“I haven’t been towed yet, but I did sign up with Good Sam’s and I am not happy with them. I haven’t done anything about it yet. I bought a used van in Albuquerque, New Mexico six months ago and drove it back to Denver. On the way back I had a tire blow. The previous owner said there was a jack, wrench and spare in it. I did check for the jack and tire but didn’t look for the wrench. Guess what was missing?
I called Good Sam and they had trouble getting someone out. Many questions later, they finally said that it was a commercial vehicle and they wouldn’t come out. I was able to contact a company works with AAA and, in a short time, was out and changed the tire. He charged me about $120, but I was back on road shortly after by passing on Good Sam’s.
I tried to complain by leaving a comment about Good Sam when someone else had problems with them but the procedure to leave a comment was ridiculous and it didn’t go through. So, at this time, don’t count on Good Sam. It seems they don’t have the support to get the job done.” – Frank Niehus, 2007 F-350, 2007 Arctic Fox
“I’ve had Good Sam road service for many years due to the fact it automatically includes RV towing. Every once in awhile, I’ll check with other road service offerings and RV towing is either non-existent or you have to get their special RV package at an additional cost.
Good Sam isn’t a perfect service, but it has worked very well over the years. The only time I’ve had to have my truck camper towed was back in August 2004. The truck was a total loss and the camper was just fine.” – Alex Blasingame, 2007 Ford F250, 2002 Lance 815

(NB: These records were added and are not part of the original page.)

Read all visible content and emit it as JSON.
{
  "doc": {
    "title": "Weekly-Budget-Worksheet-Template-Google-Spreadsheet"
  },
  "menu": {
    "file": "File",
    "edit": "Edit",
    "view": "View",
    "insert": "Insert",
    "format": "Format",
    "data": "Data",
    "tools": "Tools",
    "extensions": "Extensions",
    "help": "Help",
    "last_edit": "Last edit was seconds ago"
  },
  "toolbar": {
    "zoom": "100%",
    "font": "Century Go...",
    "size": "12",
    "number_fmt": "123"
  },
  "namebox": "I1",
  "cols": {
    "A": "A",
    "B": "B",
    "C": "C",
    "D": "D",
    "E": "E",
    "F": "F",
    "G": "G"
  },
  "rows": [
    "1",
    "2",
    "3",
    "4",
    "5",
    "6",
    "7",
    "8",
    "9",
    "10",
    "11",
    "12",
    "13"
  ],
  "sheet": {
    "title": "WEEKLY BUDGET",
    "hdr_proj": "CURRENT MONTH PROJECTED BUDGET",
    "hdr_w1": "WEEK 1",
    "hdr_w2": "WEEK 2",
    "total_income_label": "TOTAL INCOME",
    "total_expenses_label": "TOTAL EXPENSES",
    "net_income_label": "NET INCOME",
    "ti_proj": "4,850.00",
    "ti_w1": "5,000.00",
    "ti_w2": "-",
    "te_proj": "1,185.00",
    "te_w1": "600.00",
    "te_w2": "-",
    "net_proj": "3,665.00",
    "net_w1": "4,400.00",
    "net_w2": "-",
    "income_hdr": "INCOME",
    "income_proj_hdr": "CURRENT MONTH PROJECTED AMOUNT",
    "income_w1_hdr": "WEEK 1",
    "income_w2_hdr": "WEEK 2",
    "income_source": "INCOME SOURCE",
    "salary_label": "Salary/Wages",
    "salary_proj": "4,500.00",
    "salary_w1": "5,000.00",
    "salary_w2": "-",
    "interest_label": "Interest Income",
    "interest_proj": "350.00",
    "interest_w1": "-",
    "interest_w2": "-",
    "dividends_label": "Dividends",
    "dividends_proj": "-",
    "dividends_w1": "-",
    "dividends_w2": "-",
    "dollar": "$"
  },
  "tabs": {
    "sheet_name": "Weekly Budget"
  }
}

“In January of 2009, we were on our way home from a post Christmas trip to Tombstone, Arizona. We had also visited Bisbee, Arizona and had stopped to tour the beautiful Arizona-Sonora Desert Museum just outside of Tucson.

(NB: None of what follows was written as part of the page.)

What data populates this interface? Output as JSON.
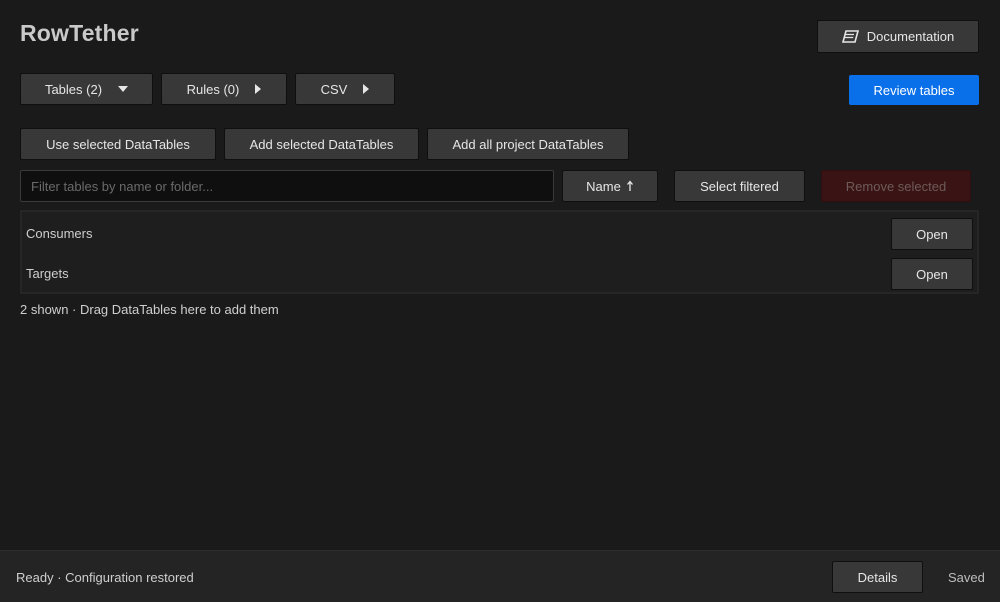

As we approached the turn off to Gila Bend, Arizona, the truck engine simply stopped. I had to quickly coast to the side of the highway. Other than a few gas stations and a McDonalds, there is not much else to see or do in Gila Bend. Fortunately for us, there is one towing service, Knutson’s Towing. Don Knutson (I think it was Don) was on his way home with his flatbed truck when he stopped to see if we needed help.

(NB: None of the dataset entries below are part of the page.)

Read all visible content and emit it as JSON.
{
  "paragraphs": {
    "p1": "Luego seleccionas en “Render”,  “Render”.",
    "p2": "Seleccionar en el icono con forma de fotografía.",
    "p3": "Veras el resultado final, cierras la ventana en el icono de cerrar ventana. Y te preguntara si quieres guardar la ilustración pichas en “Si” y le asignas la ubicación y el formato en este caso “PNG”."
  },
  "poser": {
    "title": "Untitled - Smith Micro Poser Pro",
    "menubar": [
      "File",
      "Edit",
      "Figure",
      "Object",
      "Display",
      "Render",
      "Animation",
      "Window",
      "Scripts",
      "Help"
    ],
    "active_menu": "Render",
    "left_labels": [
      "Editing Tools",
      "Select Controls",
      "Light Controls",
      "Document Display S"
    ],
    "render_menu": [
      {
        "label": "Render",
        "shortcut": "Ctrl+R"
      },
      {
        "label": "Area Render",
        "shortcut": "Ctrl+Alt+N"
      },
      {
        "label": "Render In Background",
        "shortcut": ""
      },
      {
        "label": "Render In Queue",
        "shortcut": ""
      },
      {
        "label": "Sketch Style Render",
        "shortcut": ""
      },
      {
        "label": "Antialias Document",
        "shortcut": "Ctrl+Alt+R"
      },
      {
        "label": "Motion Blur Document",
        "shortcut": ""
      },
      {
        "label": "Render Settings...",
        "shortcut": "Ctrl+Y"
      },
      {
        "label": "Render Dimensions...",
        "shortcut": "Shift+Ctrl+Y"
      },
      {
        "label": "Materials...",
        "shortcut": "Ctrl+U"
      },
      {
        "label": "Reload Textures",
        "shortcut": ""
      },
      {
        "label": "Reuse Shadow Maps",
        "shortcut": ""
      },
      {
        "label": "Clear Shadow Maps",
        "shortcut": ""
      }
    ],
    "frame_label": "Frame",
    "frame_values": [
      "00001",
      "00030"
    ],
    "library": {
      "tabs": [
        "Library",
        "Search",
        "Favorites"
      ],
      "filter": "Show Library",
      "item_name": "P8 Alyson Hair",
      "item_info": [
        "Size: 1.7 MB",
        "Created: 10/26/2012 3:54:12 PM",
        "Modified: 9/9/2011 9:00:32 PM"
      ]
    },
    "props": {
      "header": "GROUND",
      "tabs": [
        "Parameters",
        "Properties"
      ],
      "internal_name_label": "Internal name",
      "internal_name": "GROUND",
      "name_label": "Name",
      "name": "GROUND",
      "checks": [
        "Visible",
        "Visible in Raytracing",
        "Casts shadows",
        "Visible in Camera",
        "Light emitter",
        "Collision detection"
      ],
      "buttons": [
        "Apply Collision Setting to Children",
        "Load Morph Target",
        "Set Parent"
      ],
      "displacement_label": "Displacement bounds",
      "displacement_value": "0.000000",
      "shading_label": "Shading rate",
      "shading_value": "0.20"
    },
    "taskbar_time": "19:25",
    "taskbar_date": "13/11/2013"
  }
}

The truck camper is too tall to legally be put on a flatbed tow truck, but we were only about half a mile from his tow yard. So up we went and into Gila Bend. We kept an eye out for overhead utility lines and the Arizona Highway Patrol.
There was an internal fuel pump on the engine that had gone out. It was a known problem with the 6.0 diesel motors which was, fortunately, covered under the extended warranty. The only problem was that we had to get the truck to a Ford dealership. The warranty only covered towing to the nearest Ford dealership which was in Phoenix, Arizona. Phoenix was in the opposite direction of our home in San Diego.
After spending the night in Gila Bend (not recommended), we decided to have Don tow us the 120 miles to Yuma. The tow cost us almost $700 and Don used his biggest tow truck for the two hour trip to Yuma. We couldn’t fit everyone into into the rig of his tow truck, so he had his daughter use her car to drive my wife and stepson to Yuma.
Above: Rex Carroll’s truck camper rig gets a big tow
Both he and his daughter were exceptionally nice people and it took some of the sting out of the towing bill. Once in Yuma, we dropped the truck camper off at the Ford dealership and rented a car for the three hour trip to San Diego. Three days later, I drove the rental car back to Yuma and drove the truck camper back to San Diego.